Campustown master developer visits Ames


The blue area indicates the boundaries of Campustown

James Heggen

More coffee shops, grocery stores and park space could be on the horizon for Campustown.

The suggestions came as community leaders continued to develop plans for the area’s future.

Lane4 Property Group, the master developer for the Campustown revitalization project, held meetings last week to gather public input for the redevelopment project. About 60 people attended the public meeting. 

Many during the meeting pointed to Stomping Ground as a strength, because it provided a place where students, faculty and staff and other members of the community could come to gather. Its parking availability, which many complained was in short supply in Campustown in general, was also listed as an asset.

Ian Ringgenberg, graduate student in interdisciplinary graduate studies, said he would like to see “more integration with a person’s day on campus,” such as a place to study. 

“That way people from campus will be attracted to go to something there,” he said. 

He said right now Stomping Grounds does a good job of this, because many people would rather study or meet a professor there than on campus.

Jonathan Reed, owner of Stomping Grounds, said one of the reasons he likes Campustown is because of its location. He also called the area “full of life.”

“I think we’ve created something that’s unique,” he said. 

Another popular suggestion was to bring in some kind of grocery or drug store, so those in the area would not have to drive so far to buy groceries. 

Julie Strum, resident of Campustown, suggested possibly a smaller version of Whole Foods Market or Trader Joe’s, which she said could attract not only residents of the Campustown area but Ames community members in general.

“I certainly would go,” she said. 

The Ames City Council and ISU officials entered into an agreement in May with Lane4 to create redevelopment plans. City and university officials have worried for years about the lack of commercial diversity in Campustown, along with issues of cleanliness and rowdy behavior from bar patrons, which they say have hurt the area’s appeal.

Peter Orazem, City Council member and professor of economics, said he has lived in Ames for 28 years and thinks Campustown has been on a “downhill trajectory” for some time, but thinks it has a lot of potential. 

“I for one think Campustown is critical for the future of the town, the future of the university and our ability to attract people from other states to come to Iowa State,” he said. 

Some sort of open area or green space was another suggestion. Several students warned that such an area should be immune to destruction because of events like Veishea. 

Hunter Harris, director of development for Lane4, said the next step will be working with the design team to take into account the suggestions gathered at the sessions, as well as market research, to come up with a concept.

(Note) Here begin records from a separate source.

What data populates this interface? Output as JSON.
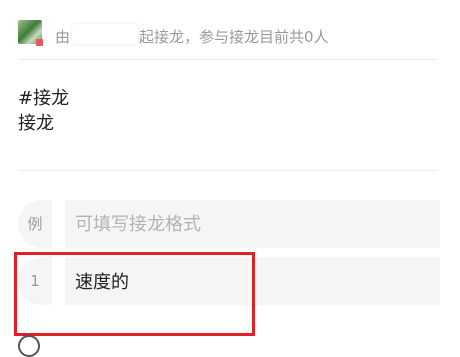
{
  "header": {
    "prefix": "由",
    "suffix": "起接龙，参与接龙目前共0人"
  },
  "post": {
    "title_line1": "#接龙",
    "title_line2": "接龙"
  },
  "example_row": {
    "index_label": "例",
    "placeholder": "可填写接龙格式"
  },
  "entry_row": {
    "index_label": "1",
    "value": "速度的"
  },
  "colors": {
    "highlight": "#e01f26",
    "field_background": "#f5f5f5",
    "muted_text": "#9a9a9a"
  }
}
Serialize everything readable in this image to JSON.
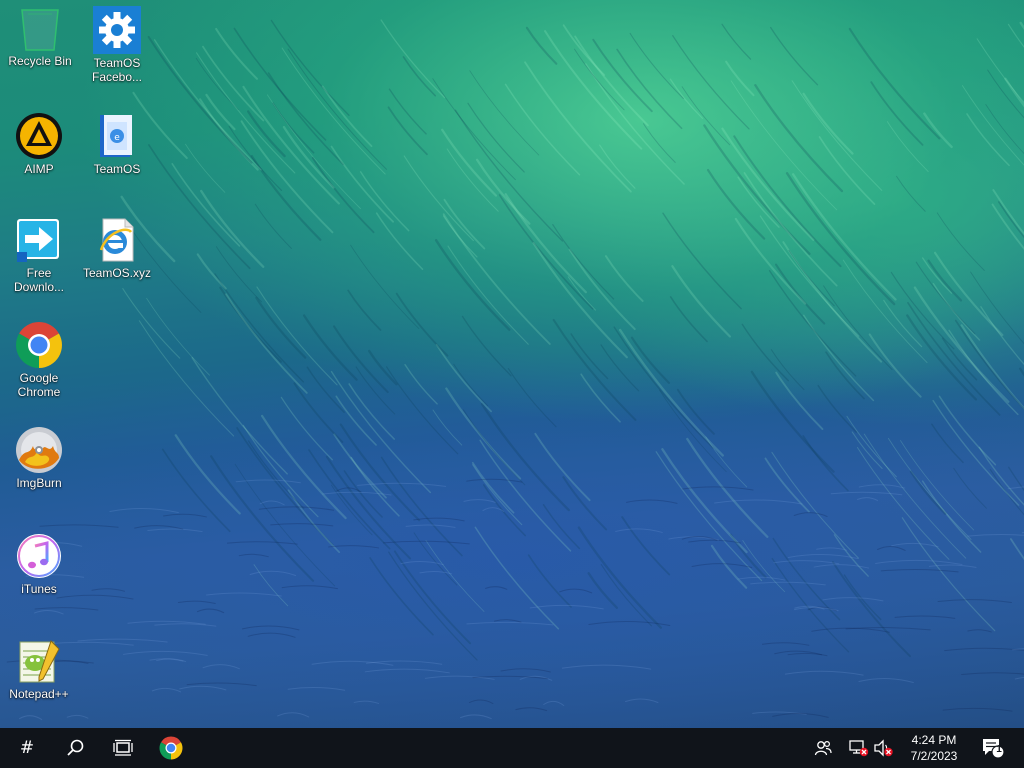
{
  "desktop": {
    "icons": [
      {
        "label": "Recycle Bin",
        "icon": "recycle-bin-icon"
      },
      {
        "label": "TeamOS\nFacebo...",
        "icon": "gear-icon"
      },
      {
        "label": "AIMP",
        "icon": "aimp-icon"
      },
      {
        "label": "TeamOS",
        "icon": "document-icon"
      },
      {
        "label": "Free\nDownlo...",
        "icon": "download-arrow-icon"
      },
      {
        "label": "TeamOS.xyz",
        "icon": "internet-explorer-icon"
      },
      {
        "label": "Google\nChrome",
        "icon": "chrome-icon"
      },
      {
        "label": "ImgBurn",
        "icon": "imgburn-disc-icon"
      },
      {
        "label": "iTunes",
        "icon": "itunes-icon"
      },
      {
        "label": "Notepad++",
        "icon": "notepad-plus-plus-icon"
      }
    ]
  },
  "taskbar": {
    "start_glyph": "#",
    "buttons": [
      {
        "icon": "start-icon"
      },
      {
        "icon": "search-icon"
      },
      {
        "icon": "task-view-icon"
      },
      {
        "icon": "chrome-icon"
      }
    ],
    "tray": {
      "icons": [
        "people-icon",
        "network-disconnected-icon",
        "volume-muted-icon"
      ],
      "time": "4:24 PM",
      "date": "7/2/2023",
      "notification_count": "1"
    }
  },
  "colors": {
    "taskbar_bg": "#10141a",
    "gear_tile_bg": "#1a7fd4",
    "error_badge": "#e81123"
  }
}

He also said there will be other opportunities for input in the upcoming weeks and months while a plan is developed for the area. 

Harris said those with more ideas for the project should contact Lane4 at: [email protected].